ACT teaches you to sync your habits with your goals.
Maybe you’ve tried everything, including bribing yourself (If you go to the gym, you can come home and watch The Bachelorette!) and guilting yourself (You spent so much on that membership—you have to go). But you just can't seem to get into a regular fitness routine.
It turns out sitting on a shrink's couch might be just the fitspo you need.
One of the newest buzzwords in self-improvement is ACT, a type of therapy designed to help you develop your "emotional agility." And that is key to achieving your goals, says Steven Hayes, PhD, a psychology professor at the University of Nevada, Reno: "Emotional agility affects how well you do in business, if you succeed in sports, and whether you stick to your diet and exercise regimen," he says.
ACT (short for Acceptance and Commitment Therapy) involves a combination of mindfulness techniques and behavior change strategies that help you focus on what's important to you, and alter your behavior to support those values.
Preliminary research suggests it might be worth a try if you’re struggling to fit in more workouts. A small study published last year in the British Journal of Health Psychology found that people who were asked to follow a walking program and were also counseled in ACT were nearly five times more likely to meet the activity goals than those who didn't receive counseling.
Another small 2015 study, in Medicine & Science in Sports & Exercise, reported that after one ACT session, women were able to cycle at a high-intensity for longer. Moreover, they enjoyed the exercise more after they received the therapy. And a pilot study back in 2011 found that ACT helped women significantly boost their level of physical activity.
How does it work?
Typically, Hayes explains, psychology experts would tell you to do one of two things as you huff away on the treadmill: Distract yourself from the pain (this is where a rocking playlist comes in handy) or hyper-focus on your form and why you’re there.
But ACT may be even more powerful. Using mindfulness strategies, the therapy helps you come to terms with the barriers that keep you from exercising—and why working out doesn’t feel all that great, all the time. (They don't call it the dreadmill for nothing!)
You might identify beliefs and thoughts like, "I don't have energy for this," or "I’m not confident with my body." Then, you’d combat those thoughts with a hearty dose of self-compassion and self-kindness.

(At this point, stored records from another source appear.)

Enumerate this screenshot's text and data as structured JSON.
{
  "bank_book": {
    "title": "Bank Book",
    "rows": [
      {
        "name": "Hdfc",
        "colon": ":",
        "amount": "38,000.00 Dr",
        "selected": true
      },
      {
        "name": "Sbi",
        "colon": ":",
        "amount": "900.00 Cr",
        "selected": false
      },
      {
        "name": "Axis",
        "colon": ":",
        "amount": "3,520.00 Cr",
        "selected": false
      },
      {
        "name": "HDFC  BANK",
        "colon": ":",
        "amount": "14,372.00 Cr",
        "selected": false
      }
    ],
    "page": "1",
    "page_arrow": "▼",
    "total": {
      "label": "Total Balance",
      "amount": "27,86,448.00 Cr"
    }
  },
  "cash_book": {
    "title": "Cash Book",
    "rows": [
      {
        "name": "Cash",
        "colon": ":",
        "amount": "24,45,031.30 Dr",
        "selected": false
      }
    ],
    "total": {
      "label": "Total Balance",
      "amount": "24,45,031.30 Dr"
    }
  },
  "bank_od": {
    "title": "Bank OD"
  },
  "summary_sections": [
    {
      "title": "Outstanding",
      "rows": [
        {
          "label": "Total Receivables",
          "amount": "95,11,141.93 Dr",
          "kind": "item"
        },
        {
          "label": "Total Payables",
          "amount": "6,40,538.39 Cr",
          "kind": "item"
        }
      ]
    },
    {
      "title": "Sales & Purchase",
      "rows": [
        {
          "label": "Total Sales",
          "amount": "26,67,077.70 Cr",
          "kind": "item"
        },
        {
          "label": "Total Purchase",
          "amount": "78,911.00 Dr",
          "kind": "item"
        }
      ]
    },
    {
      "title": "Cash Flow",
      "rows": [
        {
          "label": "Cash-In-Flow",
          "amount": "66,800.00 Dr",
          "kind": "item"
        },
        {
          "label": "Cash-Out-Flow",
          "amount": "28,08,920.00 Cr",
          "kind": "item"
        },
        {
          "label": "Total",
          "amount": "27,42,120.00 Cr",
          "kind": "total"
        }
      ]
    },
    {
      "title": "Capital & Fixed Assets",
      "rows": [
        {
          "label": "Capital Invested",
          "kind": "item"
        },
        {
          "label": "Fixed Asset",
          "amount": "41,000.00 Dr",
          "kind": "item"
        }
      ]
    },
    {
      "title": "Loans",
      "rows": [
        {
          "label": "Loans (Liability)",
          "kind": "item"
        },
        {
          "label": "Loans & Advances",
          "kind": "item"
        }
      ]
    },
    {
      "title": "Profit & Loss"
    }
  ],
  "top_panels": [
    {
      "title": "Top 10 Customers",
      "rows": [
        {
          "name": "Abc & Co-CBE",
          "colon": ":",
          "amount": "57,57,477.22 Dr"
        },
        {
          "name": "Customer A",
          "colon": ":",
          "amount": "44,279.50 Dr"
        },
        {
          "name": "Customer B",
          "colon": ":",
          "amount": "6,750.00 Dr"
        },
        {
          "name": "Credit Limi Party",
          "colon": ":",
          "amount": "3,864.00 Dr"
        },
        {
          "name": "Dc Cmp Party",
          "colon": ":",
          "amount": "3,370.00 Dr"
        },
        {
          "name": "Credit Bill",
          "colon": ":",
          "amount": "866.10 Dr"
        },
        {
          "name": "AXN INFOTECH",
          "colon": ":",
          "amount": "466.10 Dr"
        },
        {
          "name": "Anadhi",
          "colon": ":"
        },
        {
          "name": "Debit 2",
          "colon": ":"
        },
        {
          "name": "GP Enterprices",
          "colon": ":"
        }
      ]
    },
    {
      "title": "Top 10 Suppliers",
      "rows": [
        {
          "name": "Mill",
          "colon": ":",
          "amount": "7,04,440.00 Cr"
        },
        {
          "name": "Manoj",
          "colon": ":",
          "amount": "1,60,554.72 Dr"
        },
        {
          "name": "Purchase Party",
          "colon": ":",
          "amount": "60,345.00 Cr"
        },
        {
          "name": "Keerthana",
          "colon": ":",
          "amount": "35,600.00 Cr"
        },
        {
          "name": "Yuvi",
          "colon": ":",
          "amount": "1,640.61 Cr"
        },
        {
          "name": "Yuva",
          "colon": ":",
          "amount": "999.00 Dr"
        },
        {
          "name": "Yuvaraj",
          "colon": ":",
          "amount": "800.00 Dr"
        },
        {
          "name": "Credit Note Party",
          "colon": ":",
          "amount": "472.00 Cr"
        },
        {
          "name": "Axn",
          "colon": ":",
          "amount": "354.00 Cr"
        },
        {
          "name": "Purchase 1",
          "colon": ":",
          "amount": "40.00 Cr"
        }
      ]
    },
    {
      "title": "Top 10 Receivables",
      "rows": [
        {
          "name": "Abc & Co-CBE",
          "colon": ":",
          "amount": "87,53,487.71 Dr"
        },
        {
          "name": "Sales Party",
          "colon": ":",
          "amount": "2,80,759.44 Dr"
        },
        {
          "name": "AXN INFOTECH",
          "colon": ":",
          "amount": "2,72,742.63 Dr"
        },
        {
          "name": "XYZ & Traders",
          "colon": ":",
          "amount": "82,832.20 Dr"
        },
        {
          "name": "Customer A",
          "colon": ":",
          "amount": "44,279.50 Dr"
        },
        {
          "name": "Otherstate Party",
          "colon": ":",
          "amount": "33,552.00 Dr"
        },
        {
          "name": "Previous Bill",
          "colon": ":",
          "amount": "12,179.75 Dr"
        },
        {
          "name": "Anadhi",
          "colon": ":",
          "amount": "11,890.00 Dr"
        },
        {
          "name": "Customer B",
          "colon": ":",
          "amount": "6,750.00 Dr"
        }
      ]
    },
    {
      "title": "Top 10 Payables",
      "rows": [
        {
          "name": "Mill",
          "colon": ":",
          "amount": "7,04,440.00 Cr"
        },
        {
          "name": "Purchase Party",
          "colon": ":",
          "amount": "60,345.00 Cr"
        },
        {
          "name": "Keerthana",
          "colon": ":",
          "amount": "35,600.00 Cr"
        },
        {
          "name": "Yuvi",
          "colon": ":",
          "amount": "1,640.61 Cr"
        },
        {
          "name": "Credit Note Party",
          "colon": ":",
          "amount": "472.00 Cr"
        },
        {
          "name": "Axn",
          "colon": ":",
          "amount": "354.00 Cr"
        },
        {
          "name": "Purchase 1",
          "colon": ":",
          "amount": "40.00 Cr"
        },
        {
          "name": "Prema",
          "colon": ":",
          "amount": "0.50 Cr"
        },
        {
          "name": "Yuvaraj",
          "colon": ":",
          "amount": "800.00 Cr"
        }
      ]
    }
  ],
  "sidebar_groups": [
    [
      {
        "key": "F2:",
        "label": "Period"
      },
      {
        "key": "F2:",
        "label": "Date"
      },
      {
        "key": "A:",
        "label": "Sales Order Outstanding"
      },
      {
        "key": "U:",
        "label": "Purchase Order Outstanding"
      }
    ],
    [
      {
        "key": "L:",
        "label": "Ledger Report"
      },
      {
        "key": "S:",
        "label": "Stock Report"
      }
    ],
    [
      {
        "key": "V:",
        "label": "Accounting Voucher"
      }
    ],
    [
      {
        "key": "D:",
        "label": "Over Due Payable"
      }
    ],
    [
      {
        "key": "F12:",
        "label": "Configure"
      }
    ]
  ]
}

You might also learn tactics to break through your barriers called “defusion skills," says Hayes. For example, you know that nagging refrain in your mind, "I can't run another mile because it's too hard"? Say it in the voice of Donald Duck, and it suddenly feels a lot less powerful. If you’re ashamed of your body because you think it’s “flabby,” say flabby out loud fast for 30 seconds. “By the end, the word or phrase doesn’t mean much,” Hayes explains.
Final step: find your motivation. Goals are great—like running a marathon, or fitting into those jeans you've been hanging on to since college. But ACT pushes you to go deeper, and identify higher-level motivations, like wanting to be a positive role model for your kids, or wanting to dance the night away with your boyfriend.
Want to try ACT?
The Association for Contextual Behavioral Science offers a directory you can search to find an ACT therapist near you. Or you can go the DIY route and pick up Hayes' book, Get Out of Your Mind and Into Your Life ($22; amazon.com).
In the meantime, whenever those intrusive "Can't do it, don't want to do it" thoughts start popping into you head pre-workout, be mindful of them. Then kick them to the curb, and focus on your true motivation. Don’t be surprised if you find a little more pep in your step.